$$A_{j_{1}...j_{p}}$$ is a (0, p) tensor defined in a star shaped region of some point P where the coordinates $$x^1 = ... = x^n = 0$$.

in the course of proving Poincare's lemma my book does the following: $$\frac{\partial}{\partial x^j}A_{j_{1}...j_{p}}(tx^h) = \frac{\partial A_{j_{1}...j_{p}}}{\partial x^l}\frac{\partial(tx^l)}{\partial x^j} = \frac{\partial A_{j_{1}...j_{p}}}{\partial x^l} t\delta^{l}_{j} = t\frac{\partial A_{j_{1}...j_{p}}}{\partial x^l}$$.

what i'm confused about is why didn't the book do $$\frac{\partial}{\partial x^j}A_{j_{1}...j_{p}}(tx^h) = \frac{\partial A_{j_{1}...j_{p}}}{\partial (tx^l)}\frac{\partial(tx^l)}{\partial x^j}$$.

what happened to that t in the "denominator" of the first fraction in the chain rule?

#### oblixps

##### Member
i was looking around on google and i ran across this related result in some lecture slides.

letting g(t) = f(tx, ty) and using the chain rule:

$$g'(t) = (\frac{\partial f}{\partial x})(tx, ty) * x + (\frac{\partial f}{\partial y})(tx, ty) * y$$.

once again i am confused on why they wrote $$\frac{\partial f}{\partial x}$$ instead of $$\frac{\partial f}{\partial (tx)}$$.

#### Jameson

Staff member
At the risk of getting an infraction from one of our moderators, I'm going to bump this thread as the OP has waited a bit and posted more info yet hasn't been helped. If possible I'd help myself but alas, this problem is out of my league.
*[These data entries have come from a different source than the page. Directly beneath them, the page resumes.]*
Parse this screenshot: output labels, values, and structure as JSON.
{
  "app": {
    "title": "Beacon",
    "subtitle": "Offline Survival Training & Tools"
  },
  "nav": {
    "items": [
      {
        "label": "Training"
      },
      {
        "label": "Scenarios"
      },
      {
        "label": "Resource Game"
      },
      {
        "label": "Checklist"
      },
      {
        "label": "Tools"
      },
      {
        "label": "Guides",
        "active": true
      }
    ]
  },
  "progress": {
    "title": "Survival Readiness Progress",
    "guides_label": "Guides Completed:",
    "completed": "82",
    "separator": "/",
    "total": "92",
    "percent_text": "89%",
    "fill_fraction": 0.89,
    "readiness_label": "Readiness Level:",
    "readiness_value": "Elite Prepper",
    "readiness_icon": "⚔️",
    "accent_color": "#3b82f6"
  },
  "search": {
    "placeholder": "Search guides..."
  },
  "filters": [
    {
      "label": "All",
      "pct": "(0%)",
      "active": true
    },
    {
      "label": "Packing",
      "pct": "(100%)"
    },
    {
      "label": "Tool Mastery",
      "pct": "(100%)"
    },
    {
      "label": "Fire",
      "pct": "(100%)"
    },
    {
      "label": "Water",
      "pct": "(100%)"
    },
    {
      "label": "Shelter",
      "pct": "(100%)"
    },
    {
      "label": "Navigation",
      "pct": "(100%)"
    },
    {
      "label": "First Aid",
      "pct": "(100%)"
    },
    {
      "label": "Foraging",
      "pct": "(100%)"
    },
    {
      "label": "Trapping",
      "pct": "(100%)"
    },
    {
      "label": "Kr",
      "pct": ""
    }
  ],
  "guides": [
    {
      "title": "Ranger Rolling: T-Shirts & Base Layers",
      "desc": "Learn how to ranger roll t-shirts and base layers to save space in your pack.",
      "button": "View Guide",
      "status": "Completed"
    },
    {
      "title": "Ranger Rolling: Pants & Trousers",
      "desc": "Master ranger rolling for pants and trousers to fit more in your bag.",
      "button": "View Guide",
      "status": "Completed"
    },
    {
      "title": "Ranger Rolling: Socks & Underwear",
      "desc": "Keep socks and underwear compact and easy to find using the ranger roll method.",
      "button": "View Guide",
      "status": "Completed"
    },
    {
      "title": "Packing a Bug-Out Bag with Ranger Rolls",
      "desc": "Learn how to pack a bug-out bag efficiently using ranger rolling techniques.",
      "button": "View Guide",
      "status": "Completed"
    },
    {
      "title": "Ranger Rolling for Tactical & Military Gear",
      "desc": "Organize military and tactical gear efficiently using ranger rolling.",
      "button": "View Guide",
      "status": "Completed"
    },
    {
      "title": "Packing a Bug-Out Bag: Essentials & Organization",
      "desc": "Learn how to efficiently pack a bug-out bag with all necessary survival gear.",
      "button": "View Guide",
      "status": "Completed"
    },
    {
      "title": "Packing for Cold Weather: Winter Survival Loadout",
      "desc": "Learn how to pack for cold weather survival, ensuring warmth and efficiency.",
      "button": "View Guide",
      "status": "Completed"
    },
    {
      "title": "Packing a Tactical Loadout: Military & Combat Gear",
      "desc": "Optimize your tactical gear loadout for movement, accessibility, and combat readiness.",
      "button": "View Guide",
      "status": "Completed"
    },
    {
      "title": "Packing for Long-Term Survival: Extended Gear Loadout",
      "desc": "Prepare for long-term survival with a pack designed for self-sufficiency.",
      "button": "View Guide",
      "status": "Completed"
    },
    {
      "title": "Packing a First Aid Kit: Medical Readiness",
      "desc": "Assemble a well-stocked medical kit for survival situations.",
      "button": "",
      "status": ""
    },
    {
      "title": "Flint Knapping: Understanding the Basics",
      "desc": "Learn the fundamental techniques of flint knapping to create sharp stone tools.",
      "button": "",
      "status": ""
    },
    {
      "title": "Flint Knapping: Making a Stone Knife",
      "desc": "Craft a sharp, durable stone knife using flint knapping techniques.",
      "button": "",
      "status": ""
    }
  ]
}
#### Sudharaka

##### Well-known member
MHB Math Helper
Hi oblixps, $$A_{j_{1}...j_{p}}$$ is a (0, p) tensor defined in a star shaped region of some point P where the coordinates $$x^1 = ... = x^n = 0$$.

in the course of proving Poincare's lemma my book does the following: $$\frac{\partial}{\partial x^j}A_{j_{1}...j_{p}}(tx^h) = \frac{\partial A_{j_{1}...j_{p}}}{\partial x^l}\frac{\partial(tx^l)}{\partial x^j} = \frac{\partial A_{j_{1}...j_{p}}}{\partial x^l} t\delta^{l}_{j} = t\frac{\partial A_{j_{1}...j_{p}}}{\partial x^l}$$.

what i'm confused about is why didn't the book do $$\frac{\partial}{\partial x^j}A_{j_{1}...j_{p}}(tx^h) = \frac{\partial A_{j_{1}...j_{p}}}{\partial (tx^l)}\frac{\partial(tx^l)}{\partial x^j}$$.

what happened to that t in the "denominator" of the first fraction in the chain rule?

i was looking around on google and i ran across this related result in some lecture slides.

letting g(t) = f(tx, ty) and using the chain rule:

$$g'(t) = (\frac{\partial f}{\partial x})(tx, ty) * x + (\frac{\partial f}{\partial y})(tx, ty) * y$$.

once again i am confused on why they wrote $$\frac{\partial f}{\partial x}$$ instead of $$\frac{\partial f}{\partial (tx)}$$.
.... and the web-link where you found the above statement.

Kind Regards,
Sudharaka.